Husband and wife doctors join Cairngorm Mountain Rescue Team

The Aviemore-based couple joined Cairngorm MRT at the weekend. Picture by Sandy McCook.

The newest recruits to Scotland’s busiest mountain rescue team have certainly proved they are in peak practice for the job.

Husband-and-wife doctors, Iain and Gemma Munro, went on training with Cairngorm Mountain Rescue Team for the first time yesterday.

They said they were delighted to be joining the volunteer rescuers, particularly in the build-up to the busy winter season when there is most need for their services.

Given their surnames, you might expect the Munros to be excellent mountaineers – and they have proved that by climbing abroad, including in the Alps.

The Aviemore-based couple joined Cairngorm MRT at the weekend.

It brings the total number of doctors among the 42 rescuers to six, with Duncan Scott, Boyd Peters, Gill Irvine and Chris Robinson also part of the group.

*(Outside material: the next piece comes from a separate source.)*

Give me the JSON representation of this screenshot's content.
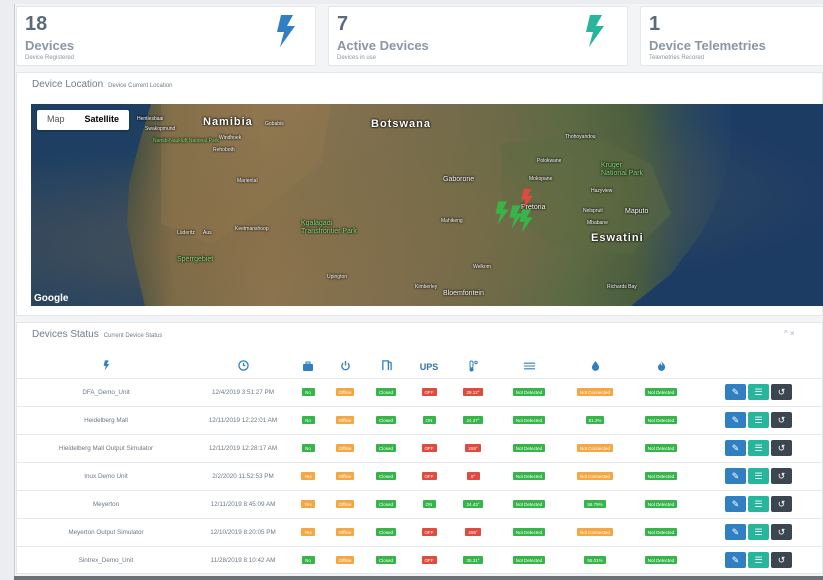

It now means that there should be at least one doctor on every rescue.

In fact, the team probably now boasts more GPs than any other mountain rescue organisation in the country.

Team leader Willie Anderson joked: “We have more doctors than the NHS.

“In addition, virtually all our team members are qualified in first aid at varying levels.

“Iain and Gemma are very experienced mountaineers and are ready to go out on rescues now. They will be very good assets for the team.

“It is very important on rescues to get the injured into the hands of professionals as quickly as possible. It can be the difference between life and death.

“And now, with six doctors in the team, we should be able to have at least one of them on most call-outs, which is tremendous.”

Mr and Mrs Munro work at the Forres Health and Care Centre GP Practices, but Mr Anderson said their hours mean they will be available to the Cairngorm team on a regular basis.

He added: “It has been a quiet summer – although we have had a few rescues to keep us busy, we have now started our winter training, getting ready for what will inevitably come.

“That includes things like avalanche training, working with the rescue helicopter and winter techniques.

“We deal with about 50 call-outs a year on average – most of them in the winter.

“So this is the time we are getting ready for the season ahead.”